Little did I know. I thought I could maintain my independence my mask of “having it all together”. These folks, who are called “core members” wouldn’t see my brokenness would they? Oh, how I resisted the intimacy of daily life with 7 other people. Letting down and revealing my own brokenness wasn’t part of my job. So I thought. To quote Dick Wesley, “What keeps me from being open enough to learn the lessons of community? It is the unwillingness to appear flawed and broken in the eyes of others. We are present only in the ways that allow no one into our real self, and we remain content to present to the world only a public persona, a mask that hides the contradictions we experience in our centers. We think we’re the only one who experience such things”. Perfect description of me at that time.
As I began to see the inner beauty in these “broken people”, how open they are and willing to accept and trust others, especially those who share their lives and help them with their special needs, I began to understand that I didn’t need my mask anymore. I discovered the freedom and enjoyment there is in sharing the simplest things, like making supper with Mo the accomplished salad chef, or going to McDonalds (Me? McDonalds?)for Friday night coffee or taking Gene’s cat, Joseph, to the vet, or playing pool with Glen (he always won) or consoling Melanie who couldn’t go see her mother again. There is genuine love, compassion, celebration and consolation in every L’Arche community, wherever you go. Truly, a Sign of Hope for the world.
And salvation for Fritz and me.
Before closing, I just have to tell you about a big and lively event. The DC/Va L’Arche celebrated its 25th Anniversary. About 180 people, many from the other 5 communities in our eastern region, as well as former assistants and community leaders and our own folks, came to town for two days of celebration. One former assistant came all the way from Hawaii, another from Germany and she brought her 3 year old son. It was a high old time, beginning with a picnic in Rock Creek Park. There was much re-unioning, hugging, singing, with hot dogs and music. Then the out-of-towners headed off to the Open Houses at the Adams Morgan homes. That evening there was a sumptuous banquet at the Blessed Sacrament Church in Chevy Chase with everybody dressed for the occasion. Again, much music, sharing of memories, speeches, awards. My friend Dottie got an award -she’d been with L’Arche since the beginning 25 years ago. And then the tables were cleared, the d.j. started the music and the dancing erupted. My, the place was jumpin’.
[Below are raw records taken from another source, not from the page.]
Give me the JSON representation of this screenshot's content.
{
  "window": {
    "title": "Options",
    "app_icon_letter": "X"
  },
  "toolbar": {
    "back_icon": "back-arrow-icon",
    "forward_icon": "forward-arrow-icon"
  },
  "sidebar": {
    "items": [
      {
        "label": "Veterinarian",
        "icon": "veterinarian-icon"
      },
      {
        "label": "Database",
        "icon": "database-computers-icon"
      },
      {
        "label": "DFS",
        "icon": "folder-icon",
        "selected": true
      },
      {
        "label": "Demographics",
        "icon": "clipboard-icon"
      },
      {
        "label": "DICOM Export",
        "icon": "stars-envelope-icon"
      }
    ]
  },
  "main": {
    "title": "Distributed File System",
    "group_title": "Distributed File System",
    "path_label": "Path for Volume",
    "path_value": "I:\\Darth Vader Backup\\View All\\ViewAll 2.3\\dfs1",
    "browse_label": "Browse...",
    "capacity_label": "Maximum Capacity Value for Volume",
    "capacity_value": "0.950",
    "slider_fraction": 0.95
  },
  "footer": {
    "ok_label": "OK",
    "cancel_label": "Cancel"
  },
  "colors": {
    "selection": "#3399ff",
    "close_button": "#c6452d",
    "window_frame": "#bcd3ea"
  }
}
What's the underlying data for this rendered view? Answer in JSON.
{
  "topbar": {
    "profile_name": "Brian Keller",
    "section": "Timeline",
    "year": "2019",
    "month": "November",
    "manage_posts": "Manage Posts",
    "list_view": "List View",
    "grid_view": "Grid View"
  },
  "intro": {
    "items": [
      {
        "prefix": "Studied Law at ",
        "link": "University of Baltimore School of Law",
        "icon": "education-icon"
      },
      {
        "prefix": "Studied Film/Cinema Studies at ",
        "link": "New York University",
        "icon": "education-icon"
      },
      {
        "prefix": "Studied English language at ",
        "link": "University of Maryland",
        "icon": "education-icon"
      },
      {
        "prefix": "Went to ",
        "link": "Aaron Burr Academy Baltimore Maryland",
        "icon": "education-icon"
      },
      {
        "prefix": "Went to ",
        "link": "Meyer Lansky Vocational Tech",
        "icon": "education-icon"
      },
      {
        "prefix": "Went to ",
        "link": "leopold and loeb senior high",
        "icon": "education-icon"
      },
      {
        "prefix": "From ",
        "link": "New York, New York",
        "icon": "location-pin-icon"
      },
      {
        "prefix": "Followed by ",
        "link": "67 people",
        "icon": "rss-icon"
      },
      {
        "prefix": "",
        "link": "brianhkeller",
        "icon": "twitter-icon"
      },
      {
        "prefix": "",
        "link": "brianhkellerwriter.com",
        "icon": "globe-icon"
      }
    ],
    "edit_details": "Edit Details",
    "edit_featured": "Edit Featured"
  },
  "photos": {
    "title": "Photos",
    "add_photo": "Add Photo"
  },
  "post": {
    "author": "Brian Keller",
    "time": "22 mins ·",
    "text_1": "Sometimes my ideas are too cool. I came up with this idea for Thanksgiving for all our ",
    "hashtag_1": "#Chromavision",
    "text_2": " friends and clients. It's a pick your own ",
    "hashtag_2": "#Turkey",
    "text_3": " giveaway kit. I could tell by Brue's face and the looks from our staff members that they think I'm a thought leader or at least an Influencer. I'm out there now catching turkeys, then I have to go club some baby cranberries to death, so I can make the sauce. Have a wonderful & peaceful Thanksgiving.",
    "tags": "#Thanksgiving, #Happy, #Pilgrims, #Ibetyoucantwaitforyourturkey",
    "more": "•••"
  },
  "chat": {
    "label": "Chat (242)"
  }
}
On Sunday morning, Highland House in Arlington served breakfast and we all moved on to Marymount University for the closing worship service. The local folks enacted the parable of the great banquet while I narrated it. The whole community ended up on stage, waving scarves and carrying on enthusiastically. Deborah, one of the core members who knows practically every show tune written, joined me in singing, “It’s a Wonderful World”. After the following reception, people piled into their vans and headed home. Isn’t this a wonderful example of Jesus’ instruction in today’s gospel – “love your neighbor as yourself”.
So I am doubly blessed – my son is where I longed for him to be so many years ago – and from my own experience in L’Arche I have learned more about being beloved and loving that I ever thought possible.
Will you join me in one verse of one of L’Arche’s favorite songs “This Little Light of Mine”?
And these “little lights” surely do shine. AMEN! And thank you.